It gets worse. When you go to the White House website to read about their newfound eco-ego, under the heading of “Safe and Responsible Domestic Oil and Gas Production,” they boast, “Domestic oil and natural gas production has increased every year President Obama has been in office.” Specifically, they explain, “In 2012, domestic oil production climbed to the highest level in 15 years and natural gas production reached an all-time high.”

I’m sure it’s eco-green, red-white-and-blue, American-fracked oil and gas, but it’s not cool. Another botched roll-out.

Who killed the hope meme?

The Obama plan to save the climate ignores the pleas of climate scientists to take drastic and immediate action. Instead the administration announced that it is partnering with 300 corporations, representing some of the worse climate criminals, to take a number of eco baby steps in what appears to be the largest cooperative eco co-branding initiative in the short history of eco-branding. This is the Resource Revolution. It’s also a throwback to early in the Obama administration when the White House’s strategy to save the economy was to bail out and partner with the financial crime syndicates that caused the economic collapse in the first place. This move seemed to kill off the hope meme and might have cost the Democrats a generation of newly energized voters.

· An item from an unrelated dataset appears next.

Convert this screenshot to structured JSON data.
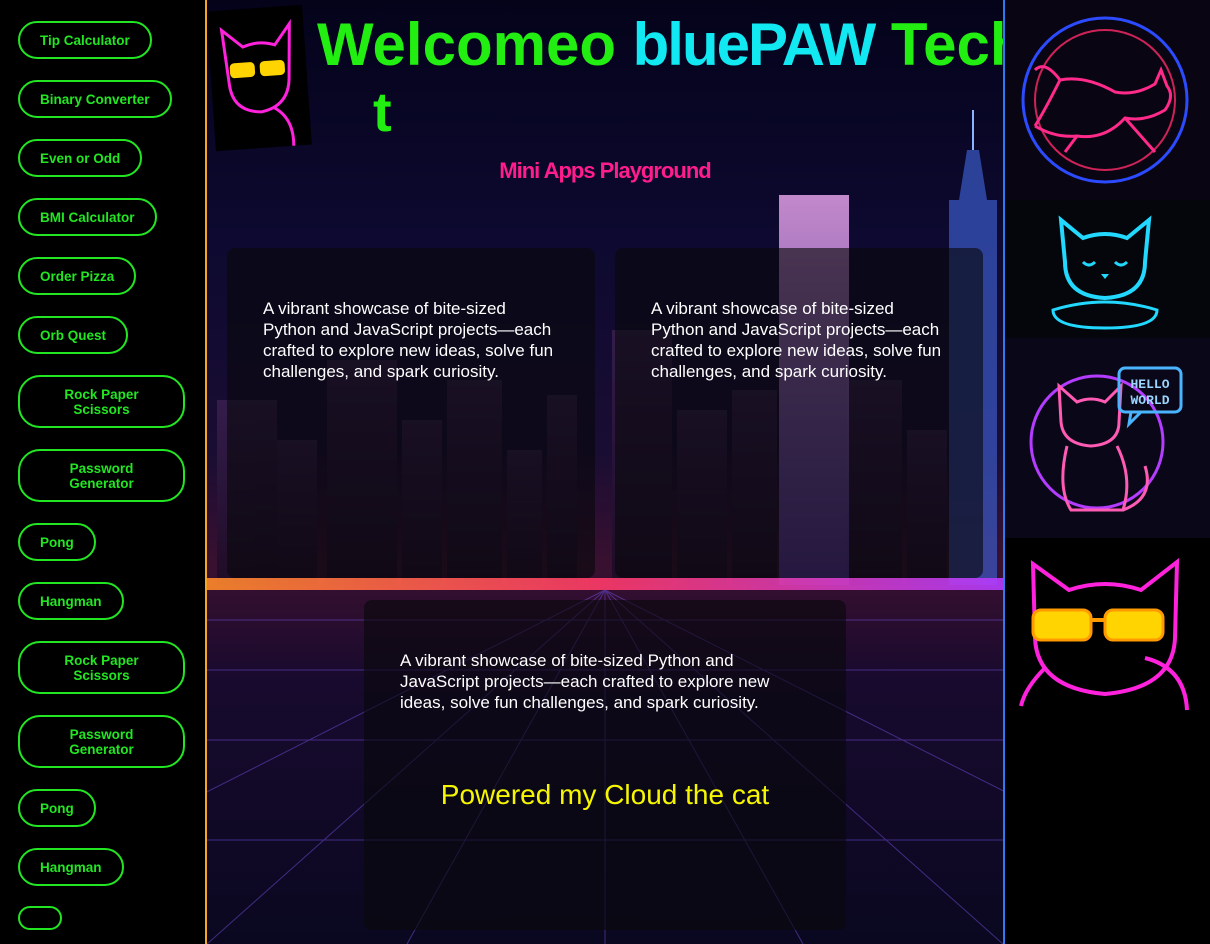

The Obama administration certainly seems to understand the gravity of the environmental challenge we now face. The fact sheet they released last week reads like eco-doom porn. Their new climate initiative confronts this problem like someone trying to put out a raging wildfire with a squirt gun. If there is any chance of Democrats reinvigorating the lost-hope generation, we’ll need to see some real action, really fast, starting with a resounding “no” to the Keystone XL pipeline and the continuation of oil and coal subsidies. And this voice will have to continue getting louder and clearer for the next two years. There is no accommodation to be made with the beast that is killing us. Mr. Obama, these corporate climate criminals are not your friends. They will screw you, and all of us, the first chance they get. And time is too short to allow ourselves to be screwed.

Dr. Michael I. Niman is a professor of journalism and media studies at SUNY Buffalo State. His previous columns are at artvoice.com, archived at www.mediastudy.com, and available globally through syndication.